BRONXVILLE, N.Y. Residents waited two hours for an opportunity to address the Bronxville Library Board about the lawsuit between Bronxville Library Director Laura Eckley and the Village of Bronxville.
The Wednesday night meeting was the first time the board met since a lawsuit was filed in mid-December by Eckley after, according to her suit, the village board first passed a resolution to raise her salary in October, then rescinded the raise without cause or notice a month later.
While most members of the library board refused to speak about the lawsuit, former board president Sean Abbott, who has been on the board since 2008 longer than any of the other seven board members said he was "terribly and personally embarrassed by the behavior of his colleagues."
"I support the library and this whole incident is inexplicable," Abbott said. "I don't understand how it happened and why it happened, and I was in the room. I am hoping I can find out and resolve the situation quickly."
Bronxville resident Maggie Bop, a member of the Friends of the Bronxville Library, said she was "nothing but impressed with Laura Eckley." Her words, she insisted, were of her own personal belief, not on behalf of the Friends group, which raises money to support library activities and programs.
Bop said she has been stopped on the street by fellow residents who are upset about the controversy at the Bronxville Library.
"Everyone has egg on their face about this," Bop told the board.
But Bop said she is also worried about how the controversy will impact the reputation and the continued support of the library by generous benefactors.
"Donations have doubled in the last few years," said Bop, who has been a member of the Friends group for four years and has served as its treasurer for the last two. "That has allowed us to support many events and programs."
The library board is an eight-member unpaid board, each of whom are appointed by the Bronxville Village for three-year terms. The board sets policy and disburses the budget within the library. As director, Eckley oversees 31 employees and approximately 750 programs and events.
Richard O'Connell is a longtime Bronxville resident who urged the board to use common sense when dealing with the situation to save money and the librarys reputation.
I urge the library board to set down and think about the effect this is having and settle things expeditiously," OConnell said.
Resident Ed Barr said he usually does not get involved in town business unless it is really extraordinary.
"I have never seen a board vote and agree on giving a salary increase and then rescinding that increase," Barr said. "This is not the way to run an organization, a village or a library."
When residents wanted to know why the board made the decision to take away Eckley's raise, Abbott and other board members said the lawyers representing the village advised them not to speak about the matter.
"Now we have to shut up because we are paying lawyers instead of librarians," said Abbott.
Eckley declined comment but earlier in the week, her attorney, Anthony Pirotti, called the actions of the board "ridiculous and disgraceful."
"Laura Eckley did not seek a raise from the village," Pirotti said. "She was rewarded a raise by the board because of the very good job she does.

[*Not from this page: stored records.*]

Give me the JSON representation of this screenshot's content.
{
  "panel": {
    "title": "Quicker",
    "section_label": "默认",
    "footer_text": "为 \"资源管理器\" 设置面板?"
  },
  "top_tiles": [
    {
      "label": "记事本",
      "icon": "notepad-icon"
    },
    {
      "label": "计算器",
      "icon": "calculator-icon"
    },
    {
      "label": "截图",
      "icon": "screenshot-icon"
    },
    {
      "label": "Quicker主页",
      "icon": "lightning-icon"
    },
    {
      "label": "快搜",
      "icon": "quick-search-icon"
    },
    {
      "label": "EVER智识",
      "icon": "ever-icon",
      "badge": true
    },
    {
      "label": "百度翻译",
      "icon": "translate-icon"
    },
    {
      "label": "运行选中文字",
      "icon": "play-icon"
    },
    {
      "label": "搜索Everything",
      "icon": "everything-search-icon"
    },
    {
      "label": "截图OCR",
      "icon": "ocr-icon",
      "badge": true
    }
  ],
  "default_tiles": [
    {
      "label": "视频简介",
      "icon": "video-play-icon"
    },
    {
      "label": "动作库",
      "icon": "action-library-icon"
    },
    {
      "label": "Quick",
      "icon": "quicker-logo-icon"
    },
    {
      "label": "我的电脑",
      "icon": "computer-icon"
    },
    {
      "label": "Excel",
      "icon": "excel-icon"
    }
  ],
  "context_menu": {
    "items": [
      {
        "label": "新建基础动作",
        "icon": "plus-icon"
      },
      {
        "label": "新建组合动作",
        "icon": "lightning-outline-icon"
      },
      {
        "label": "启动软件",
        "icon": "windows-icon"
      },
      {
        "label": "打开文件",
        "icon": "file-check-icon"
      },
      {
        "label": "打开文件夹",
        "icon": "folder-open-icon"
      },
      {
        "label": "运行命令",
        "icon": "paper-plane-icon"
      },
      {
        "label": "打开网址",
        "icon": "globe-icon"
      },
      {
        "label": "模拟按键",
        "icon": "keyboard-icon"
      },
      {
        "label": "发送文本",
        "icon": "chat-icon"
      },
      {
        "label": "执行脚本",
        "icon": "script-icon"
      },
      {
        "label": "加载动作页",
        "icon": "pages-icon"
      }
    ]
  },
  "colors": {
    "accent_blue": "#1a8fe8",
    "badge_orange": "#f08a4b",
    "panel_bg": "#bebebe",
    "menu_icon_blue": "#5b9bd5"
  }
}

Then, without any change in her performance or any other circumstances that would merit such a change, the board took the raise away."